Your IRA deduction can be limited if you also contribute to a company-sponsored retirement plan. It depends on the amount and the type of income you report.
A taxpayer is considered to be a participant in a company-sponsored retirement plan if their account balance received any contributions at all in a given year, even if all contributions were made by the company.
In this case, your ability to deduct your IRA contribution on your tax returns breaks down as follows:
- The IRA deduction is phased out if you have between $65,000 and $75,000 in modified adjusted gross income (MAGI) as of 2020 if you're single or filing as head of household. You'll be entitled to less of a deduction if you earn $65,000 or more, and you're not allowed a deduction at all if your MAGI is over $75,000.
- The IRA deduction is phased out between $104,000 and $124,000 if you're married and filing jointly in 2020, or if you're a qualified widower. MAGIs over $124,000 are not allowed a deduction.
These limits plunge significantly for married taxpayers who file separate returns. They're limited to a partial deduction in 2020 for MAGIs up to $10,000. There's no deduction over this income threshold.
You can calculate your MAGI for purposes of claiming the IRA deduction by adding back to your adjusted gross income (AGI) certain other deductions you might have taken, including the student loan interest deduction, the domestic production activities deduction, and the tuition and fees deduction. You must also add back certain income exclusions, including foreign earned income and housing, employer adoption benefits, and savings bond interest.
If Your Spouse Has a Company Retirement Plan
The IRS allows a full deduction up to the contribution limits in 2020 if you're not a participant but your spouse is and your household income falls below certain ranges.
For 2020, the deduction is phased out between $196,000 and $206,000 of adjusted gross income for taxpayers who are married and filing jointly when one spouse is a company retirement plan participant. A modified AGI over $206,000 allows for no deduction.
How to Claim the Deduction
The IRA deduction is an "above the line" adjustment to income, and that's a good thing. You don't have to itemize to claim it. You can take the deduction and itemize, too, or you can take it and claim the standard deduction.
Enter the amount on line 19 of Schedule 1 of the 2019 Form 1040, and file the Schedule with your tax return. Schedule 1 covers numerous adjustments to income.
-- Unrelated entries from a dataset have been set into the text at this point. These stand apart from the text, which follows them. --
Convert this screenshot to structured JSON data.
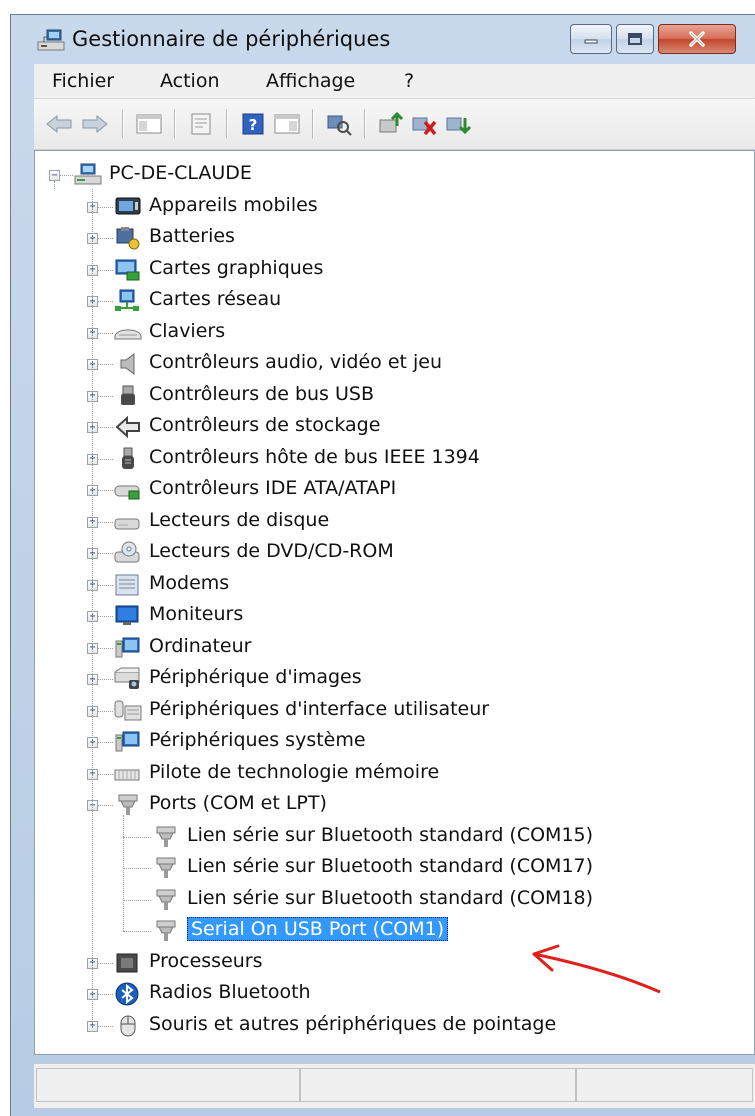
{
  "window": {
    "title": "Gestionnaire de périphériques",
    "close_icon": "close-icon",
    "minimize_icon": "minimize-icon",
    "maximize_icon": "maximize-icon"
  },
  "menu": [
    "Fichier",
    "Action",
    "Affichage",
    "?"
  ],
  "toolbar": {
    "icons": [
      "back-icon",
      "forward-icon",
      "show-hide-console-tree-icon",
      "properties-icon",
      "help-icon",
      "show-action-pane-icon",
      "scan-hardware-icon",
      "update-driver-icon",
      "disable-device-icon",
      "uninstall-device-icon"
    ]
  },
  "tree": {
    "root": "PC-DE-CLAUDE",
    "categories": [
      {
        "label": "Appareils mobiles",
        "icon": "mobile-devices-icon"
      },
      {
        "label": "Batteries",
        "icon": "battery-icon"
      },
      {
        "label": "Cartes graphiques",
        "icon": "display-adapter-icon"
      },
      {
        "label": "Cartes réseau",
        "icon": "network-adapter-icon"
      },
      {
        "label": "Claviers",
        "icon": "keyboard-icon"
      },
      {
        "label": "Contrôleurs audio, vidéo et jeu",
        "icon": "speaker-icon"
      },
      {
        "label": "Contrôleurs de bus USB",
        "icon": "usb-icon"
      },
      {
        "label": "Contrôleurs de stockage",
        "icon": "storage-controller-icon"
      },
      {
        "label": "Contrôleurs hôte de bus IEEE 1394",
        "icon": "ieee1394-icon"
      },
      {
        "label": "Contrôleurs IDE ATA/ATAPI",
        "icon": "ide-controller-icon"
      },
      {
        "label": "Lecteurs de disque",
        "icon": "disk-drive-icon"
      },
      {
        "label": "Lecteurs de DVD/CD-ROM",
        "icon": "dvd-drive-icon"
      },
      {
        "label": "Modems",
        "icon": "modem-icon"
      },
      {
        "label": "Moniteurs",
        "icon": "monitor-icon"
      },
      {
        "label": "Ordinateur",
        "icon": "computer-icon"
      },
      {
        "label": "Périphérique d'images",
        "icon": "imaging-device-icon"
      },
      {
        "label": "Périphériques d'interface utilisateur",
        "icon": "hid-icon"
      },
      {
        "label": "Périphériques système",
        "icon": "system-devices-icon"
      },
      {
        "label": "Pilote de technologie mémoire",
        "icon": "memory-technology-icon"
      },
      {
        "label": "Ports (COM et LPT)",
        "icon": "port-icon",
        "expanded": true,
        "children": [
          {
            "label": "Lien série sur Bluetooth standard (COM15)",
            "icon": "port-icon"
          },
          {
            "label": "Lien série sur Bluetooth standard (COM17)",
            "icon": "port-icon"
          },
          {
            "label": "Lien série sur Bluetooth standard (COM18)",
            "icon": "port-icon"
          },
          {
            "label": "Serial On USB Port (COM1)",
            "icon": "port-icon",
            "selected": true
          }
        ]
      },
      {
        "label": "Processeurs",
        "icon": "processor-icon"
      },
      {
        "label": "Radios Bluetooth",
        "icon": "bluetooth-icon"
      },
      {
        "label": "Souris et autres périphériques de pointage",
        "icon": "mouse-icon"
      }
    ]
  },
  "colors": {
    "selection": "#3399ff",
    "annotation_arrow": "#e0201b"
  }
}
The total of all of them will transfer to line 8a of Form 1040.
These lines and forms apply to the 2019 tax return, the one you'd file in 2020. The IRS has redesigned the 1040 tax return twice since 2017, so this information won't necessarily appear in the same place on other years' returns.
Non-Deductible IRA Contributions
You can still make contributions even if you're not eligible for the IRA deduction. This is called a non-deductible IRA contribution, and the funds inside the account will grow tax-deferred until a distribution occurs.